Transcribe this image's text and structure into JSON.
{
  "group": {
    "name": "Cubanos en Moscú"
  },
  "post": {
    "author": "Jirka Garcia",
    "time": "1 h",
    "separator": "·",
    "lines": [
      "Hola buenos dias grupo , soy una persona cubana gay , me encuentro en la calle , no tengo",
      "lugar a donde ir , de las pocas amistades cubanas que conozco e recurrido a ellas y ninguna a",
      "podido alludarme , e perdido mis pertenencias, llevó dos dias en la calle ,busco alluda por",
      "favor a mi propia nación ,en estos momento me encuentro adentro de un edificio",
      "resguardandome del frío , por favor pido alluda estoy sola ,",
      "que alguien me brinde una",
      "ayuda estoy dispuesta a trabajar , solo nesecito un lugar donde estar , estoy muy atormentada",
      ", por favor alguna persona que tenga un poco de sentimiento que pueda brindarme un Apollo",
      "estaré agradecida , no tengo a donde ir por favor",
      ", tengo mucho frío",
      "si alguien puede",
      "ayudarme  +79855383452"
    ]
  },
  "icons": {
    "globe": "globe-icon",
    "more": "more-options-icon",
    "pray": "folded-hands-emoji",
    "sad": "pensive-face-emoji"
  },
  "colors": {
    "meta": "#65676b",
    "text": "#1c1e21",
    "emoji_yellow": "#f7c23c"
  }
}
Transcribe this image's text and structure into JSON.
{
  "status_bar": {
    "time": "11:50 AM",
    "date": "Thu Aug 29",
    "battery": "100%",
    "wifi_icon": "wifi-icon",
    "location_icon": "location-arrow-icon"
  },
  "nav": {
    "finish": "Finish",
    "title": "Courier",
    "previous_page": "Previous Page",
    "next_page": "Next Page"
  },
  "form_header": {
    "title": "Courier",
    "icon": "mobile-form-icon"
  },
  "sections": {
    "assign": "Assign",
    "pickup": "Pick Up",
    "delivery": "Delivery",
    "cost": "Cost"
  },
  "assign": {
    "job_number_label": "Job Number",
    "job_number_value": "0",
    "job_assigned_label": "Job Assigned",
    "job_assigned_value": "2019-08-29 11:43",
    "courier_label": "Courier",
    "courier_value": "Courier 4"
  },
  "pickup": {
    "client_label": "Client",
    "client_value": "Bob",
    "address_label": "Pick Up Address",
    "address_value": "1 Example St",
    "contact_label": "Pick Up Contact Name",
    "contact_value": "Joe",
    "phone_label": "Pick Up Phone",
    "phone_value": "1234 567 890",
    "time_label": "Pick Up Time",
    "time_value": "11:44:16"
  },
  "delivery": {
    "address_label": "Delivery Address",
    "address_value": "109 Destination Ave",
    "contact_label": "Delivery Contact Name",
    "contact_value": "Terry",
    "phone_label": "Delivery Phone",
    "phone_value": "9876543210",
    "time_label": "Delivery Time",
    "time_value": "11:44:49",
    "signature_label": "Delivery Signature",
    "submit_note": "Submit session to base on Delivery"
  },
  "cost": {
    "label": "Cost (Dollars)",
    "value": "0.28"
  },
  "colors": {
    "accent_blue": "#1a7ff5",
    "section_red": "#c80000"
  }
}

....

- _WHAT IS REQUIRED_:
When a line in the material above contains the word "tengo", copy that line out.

- _SOLUTION FOR THIS EXERCISE_:
      "Hola buenos dias grupo , soy una persona cubana gay , me encuentro en la calle , no tengo",
      "estaré agradecida , no tengo a donde ir por favor",
      ", tengo mucho frío",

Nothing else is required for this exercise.